Work item: Once you have read the entries below, give them all again without any difference.

Raw data:
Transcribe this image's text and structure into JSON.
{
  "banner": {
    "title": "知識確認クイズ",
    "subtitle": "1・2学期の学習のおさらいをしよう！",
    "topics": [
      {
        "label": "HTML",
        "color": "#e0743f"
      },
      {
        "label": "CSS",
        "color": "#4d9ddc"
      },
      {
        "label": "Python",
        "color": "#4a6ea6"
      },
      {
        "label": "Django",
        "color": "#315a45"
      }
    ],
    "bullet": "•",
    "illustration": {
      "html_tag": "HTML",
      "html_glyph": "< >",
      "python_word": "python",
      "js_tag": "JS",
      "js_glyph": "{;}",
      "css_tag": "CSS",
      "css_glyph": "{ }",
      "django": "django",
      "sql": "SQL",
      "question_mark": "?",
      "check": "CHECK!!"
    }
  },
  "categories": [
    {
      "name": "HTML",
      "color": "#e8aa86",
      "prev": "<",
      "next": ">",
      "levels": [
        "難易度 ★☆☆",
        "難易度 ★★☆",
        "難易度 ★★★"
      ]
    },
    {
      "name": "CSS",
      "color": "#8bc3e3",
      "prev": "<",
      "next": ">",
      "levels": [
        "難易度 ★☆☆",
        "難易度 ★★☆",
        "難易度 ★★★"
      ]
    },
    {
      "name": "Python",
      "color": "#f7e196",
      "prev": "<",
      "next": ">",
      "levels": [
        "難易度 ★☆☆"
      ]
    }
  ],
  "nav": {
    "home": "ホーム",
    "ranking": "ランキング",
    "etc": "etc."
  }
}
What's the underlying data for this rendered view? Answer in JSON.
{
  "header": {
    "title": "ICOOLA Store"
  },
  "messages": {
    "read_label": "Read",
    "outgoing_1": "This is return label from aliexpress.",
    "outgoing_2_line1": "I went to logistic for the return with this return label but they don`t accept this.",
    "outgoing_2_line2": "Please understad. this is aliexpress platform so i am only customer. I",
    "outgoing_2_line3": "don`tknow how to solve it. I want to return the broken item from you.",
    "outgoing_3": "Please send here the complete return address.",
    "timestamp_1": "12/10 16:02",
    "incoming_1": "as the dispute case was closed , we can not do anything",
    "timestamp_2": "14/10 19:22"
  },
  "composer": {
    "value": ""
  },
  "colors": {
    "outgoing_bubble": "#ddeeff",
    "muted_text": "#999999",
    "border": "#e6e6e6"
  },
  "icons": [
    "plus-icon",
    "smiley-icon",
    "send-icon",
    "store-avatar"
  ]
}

Result for this exercise:
Transcribe this image's text and structure into JSON.
{
  "banner": {
    "title": "知識確認クイズ",
    "subtitle": "1・2学期の学習のおさらいをしよう！",
    "topics": [
      {
        "label": "HTML",
        "color": "#e0743f"
      },
      {
        "label": "CSS",
        "color": "#4d9ddc"
      },
      {
        "label": "Python",
        "color": "#4a6ea6"
      },
      {
        "label": "Django",
        "color": "#315a45"
      }
    ],
    "bullet": "•",
    "illustration": {
      "html_tag": "HTML",
      "html_glyph": "< >",
      "python_word": "python",
      "js_tag": "JS",
      "js_glyph": "{;}",
      "css_tag": "CSS",
      "css_glyph": "{ }",
      "django": "django",
      "sql": "SQL",
      "question_mark": "?",
      "check": "CHECK!!"
    }
  },
  "categories": [
    {
      "name": "HTML",
      "color": "#e8aa86",
      "prev": "<",
      "next": ">",
      "levels": [
        "難易度 ★☆☆",
        "難易度 ★★☆",
        "難易度 ★★★"
      ]
    },
    {
      "name": "CSS",
      "color": "#8bc3e3",
      "prev": "<",
      "next": ">",
      "levels": [
        "難易度 ★☆☆",
        "難易度 ★★☆",
        "難易度 ★★★"
      ]
    },
    {
      "name": "Python",
      "color": "#f7e196",
      "prev": "<",
      "next": ">",
      "levels": [
        "難易度 ★☆☆"
      ]
    }
  ],
  "nav": {
    "home": "ホーム",
    "ranking": "ランキング",
    "etc": "etc."
  }
}
What's the underlying data for this rendered view? Answer in JSON.
{
  "header": {
    "title": "ICOOLA Store"
  },
  "messages": {
    "read_label": "Read",
    "outgoing_1": "This is return label from aliexpress.",
    "outgoing_2_line1": "I went to logistic for the return with this return label but they don`t accept this.",
    "outgoing_2_line2": "Please understad. this is aliexpress platform so i am only customer. I",
    "outgoing_2_line3": "don`tknow how to solve it. I want to return the broken item from you.",
    "outgoing_3": "Please send here the complete return address.",
    "timestamp_1": "12/10 16:02",
    "incoming_1": "as the dispute case was closed , we can not do anything",
    "timestamp_2": "14/10 19:22"
  },
  "composer": {
    "value": ""
  },
  "colors": {
    "outgoing_bubble": "#ddeeff",
    "muted_text": "#999999",
    "border": "#e6e6e6"
  },
  "icons": [
    "plus-icon",
    "smiley-icon",
    "send-icon",
    "store-avatar"
  ]
}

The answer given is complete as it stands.